Finally, Emma Hamilton from the Scottish Drugs Forum provided a very informative presentation on drug use in Scotland, with a particular focus on drugs that young people are accessing and using. Bringing us right up to date with the issues that need to be tackled, Emma offered suggestions on what schools can do and provided links to further sources of information and support.

Throughout the day 15 workshops took place showcasing examples of innovative practice, resources and strategies from a range of schools and partner agencies. Many of the workshops highlighted how partnership working has helped learners to become better informed and to develop the skills and confidence to make informed choices about risky behaviours. Details of all the workshops which took place can also be downloaded here: WorkshopDescriptors

A special thank you must also go to the range of peer educators, including those from Kirkcaldy High School, The Corner (Dundee) and LGBT Youth who gave up their time (on a Saturday of all days!) to present at this event. This was praised as a particular strength of the day, as it was felt that the contributions of the young people added depth to inputs and gave learners a voice. Many of the young people have commented on what a valuable (if a little nerve wracking) experience this was for them also.

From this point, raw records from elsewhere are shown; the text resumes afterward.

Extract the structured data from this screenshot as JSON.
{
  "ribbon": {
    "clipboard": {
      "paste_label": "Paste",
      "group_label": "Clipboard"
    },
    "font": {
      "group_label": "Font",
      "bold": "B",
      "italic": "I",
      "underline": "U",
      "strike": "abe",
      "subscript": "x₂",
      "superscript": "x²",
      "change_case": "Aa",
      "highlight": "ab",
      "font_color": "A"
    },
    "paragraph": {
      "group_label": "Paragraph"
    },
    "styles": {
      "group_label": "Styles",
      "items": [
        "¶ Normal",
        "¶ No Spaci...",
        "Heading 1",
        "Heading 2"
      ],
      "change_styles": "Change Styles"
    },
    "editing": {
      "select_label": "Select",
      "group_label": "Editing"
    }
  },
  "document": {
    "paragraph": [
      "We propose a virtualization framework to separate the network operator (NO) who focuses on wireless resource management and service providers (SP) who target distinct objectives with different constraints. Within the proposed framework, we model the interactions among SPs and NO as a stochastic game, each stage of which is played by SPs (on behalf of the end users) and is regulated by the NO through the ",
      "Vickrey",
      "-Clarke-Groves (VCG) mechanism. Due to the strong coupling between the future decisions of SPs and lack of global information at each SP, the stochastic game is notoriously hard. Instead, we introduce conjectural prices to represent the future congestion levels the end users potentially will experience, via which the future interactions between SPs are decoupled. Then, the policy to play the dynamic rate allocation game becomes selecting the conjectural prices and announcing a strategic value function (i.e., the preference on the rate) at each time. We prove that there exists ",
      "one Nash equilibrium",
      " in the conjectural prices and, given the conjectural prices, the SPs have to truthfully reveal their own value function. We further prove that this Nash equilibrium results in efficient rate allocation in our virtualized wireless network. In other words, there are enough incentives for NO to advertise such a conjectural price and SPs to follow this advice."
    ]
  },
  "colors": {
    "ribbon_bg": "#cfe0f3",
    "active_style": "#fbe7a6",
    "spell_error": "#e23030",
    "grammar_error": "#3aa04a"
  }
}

Feedback from the event has been very positive with many participants already making use of the contacts, resources and ideas they gained from the day. Participants have also had the opportunity to put forward suggestions for future ‘Risky Behaviours’ events which will be of great use in our planning. Our next ‘Risky Behaviours’ event is due to be held in Inverness on 28th of February 2015.

Further information on this event including presentations and materials from the workshops and links to all of the partner organisations that took part can be found on the new Glow HWB Learning Community which can be accessed here: hwbrisky by searching for ‘HWB events’.

Many thanks to the representatives from University of Dundee, Dundee and Angus College, Respectme, Knightswood Secondary School, Scottish Drugs Forum, International Futures Forum, University of Dundee College of Medicine, Dentistry & Nursing, Dundee City Council, Fintry Primary School, North Ayrshire Council, NSPCC, Sexpression, LGBT Youth, Angus Council, Perth and Kinross Council, NHS Tayside, Kirkcaldy High School, The Corner, Medics Against Violence, ASH Scotland, Police Scotland and Tayside Council on Alcohol. An additional thanks goes to the Education Scotland staff who supported with presentations at this event.